virtual reality technology is already being used in many industries. Architects can be on the same page as their clients, which resolves problems before they arise. Where clients could previously only view 2D versions of buildings in the earlier blueprints, they can now visualise end-to-end growth and have an exploratory view of their buildings in real time.
Tomorrow’s smart workers
“Our goal is to ultimately have seamless integration of immersive technologies across the school,” says Sophie. “It is really important to set the foundations through informative and progressive computer lessons, which are then built on and further applied in other lessons and classes.”
The process, from design, to coding, to final product, demonstrates to students each stage of virtual reality and content creation, as well as how using this technology can enhance experiences and learning. By using these skills, students can explore much more than just game development.
More than being an immersive and gamified approach to education, the tools students are applying in the modern classroom are also aligned to those that educators anticipate the students will need in the workforce.
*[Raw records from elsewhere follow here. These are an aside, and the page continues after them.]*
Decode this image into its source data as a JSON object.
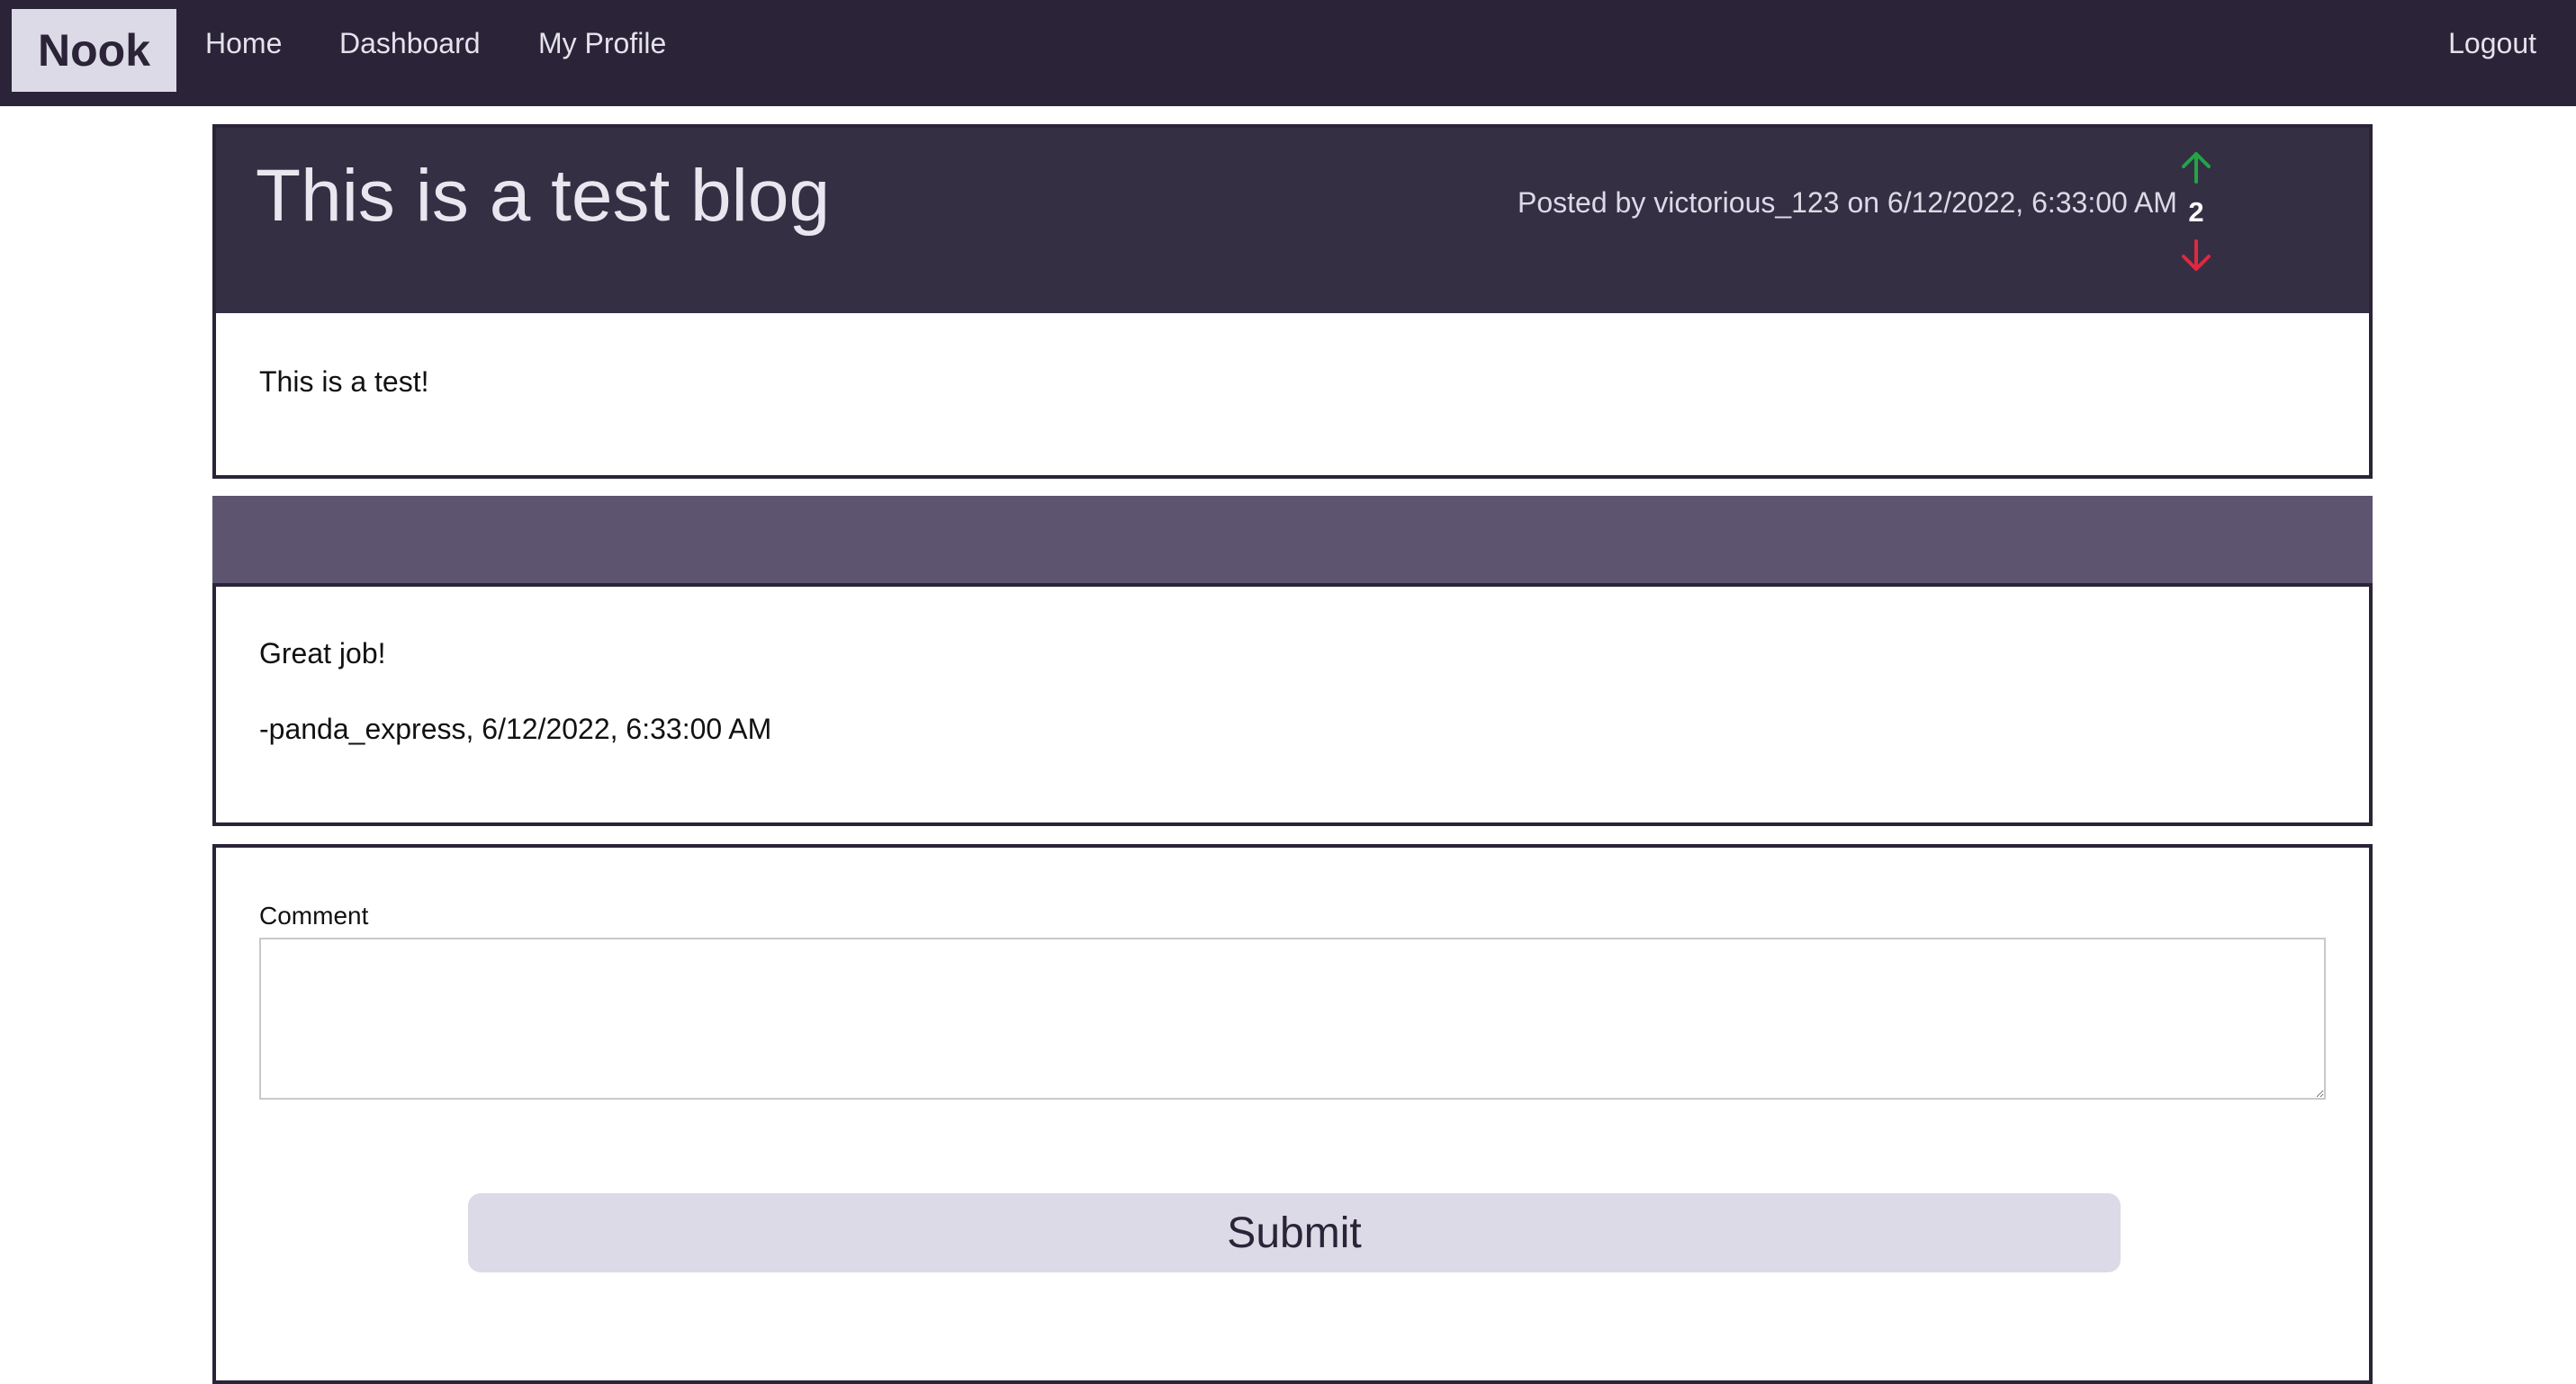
{
  "navbar": {
    "brand": "Nook",
    "links": [
      {
        "label": "Home"
      },
      {
        "label": "Dashboard"
      },
      {
        "label": "My Profile"
      }
    ],
    "logout_label": "Logout"
  },
  "post": {
    "title": "This is a test blog",
    "meta": "Posted by victorious_123 on 6/12/2022, 6:33:00 AM",
    "votes": "2",
    "body": "This is a test!"
  },
  "comments": [
    {
      "text": "Great job!",
      "attribution": "-panda_express, 6/12/2022, 6:33:00 AM"
    }
  ],
  "form": {
    "label": "Comment",
    "value": "",
    "submit_label": "Submit"
  },
  "colors": {
    "navbar_bg": "#2b2438",
    "brand_bg": "#dcdae6",
    "post_header_bg": "#352f44",
    "comment_header_bg": "#5d556f",
    "upvote": "#22a447",
    "downvote": "#e0283e",
    "button_bg": "#dcdae6"
  },
  "icons": {
    "upvote": "arrow-up-icon",
    "downvote": "arrow-down-icon"
  }
}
Embedding immersive technologies in the curriculum and pedagogy of the classroom at every stage of learning empowers students to be future ready, skilled and knowledgeable. It also allows them to gain a deeper understanding of the world around them. Immersive technologies should therefore not be viewed as an add on to learning; rather an essential tool that needs to be harnessed.
“We want to prepare our students effectively, as many of them could be using this technology in their future careers,” reflects Sophie. Having virtual reality and augmented reality experience strengthens their job prospects and gives them an edge in the ever-competitive job market.
- Virtual reality and augmented reality are at the forefront of every industry, educators must prepare young people to be future-ready learners.
- Students must realise these technologies can be employed for so much more than entertainment.
- The students use the platform CoSpaces Edu to build their own 3D creations, animate them with code and explore them.
- Once the course is created, the students use complex coding to programme objects to run in the same way as any other video game.
- The process, from design, to coding, to final product, demonstrates to students each stage of virtual reality and content creation.
- By using these skills, students can explore much more than just game development.
- The students use complex coding to programme objects to run in the same way as any other video game.
- Reaching this point requires deep problem solving and meta thinking skills to arrange the coding correctly and debug errors.
- The tools students are applying in the modern classroom are also aligned to those that educators anticipate the students will need in the workforce.
- It is important to ensure students are educated about how immersive technologies work and how they are developed using computer science.
- Immersive technologies should not be viewed as an add on to learning, rather an essential tool that needs to be harnessed.
Embedding immersive technologies in the curriculum and pedagogy of the classroom at every stage of learning empowers students to be future ready.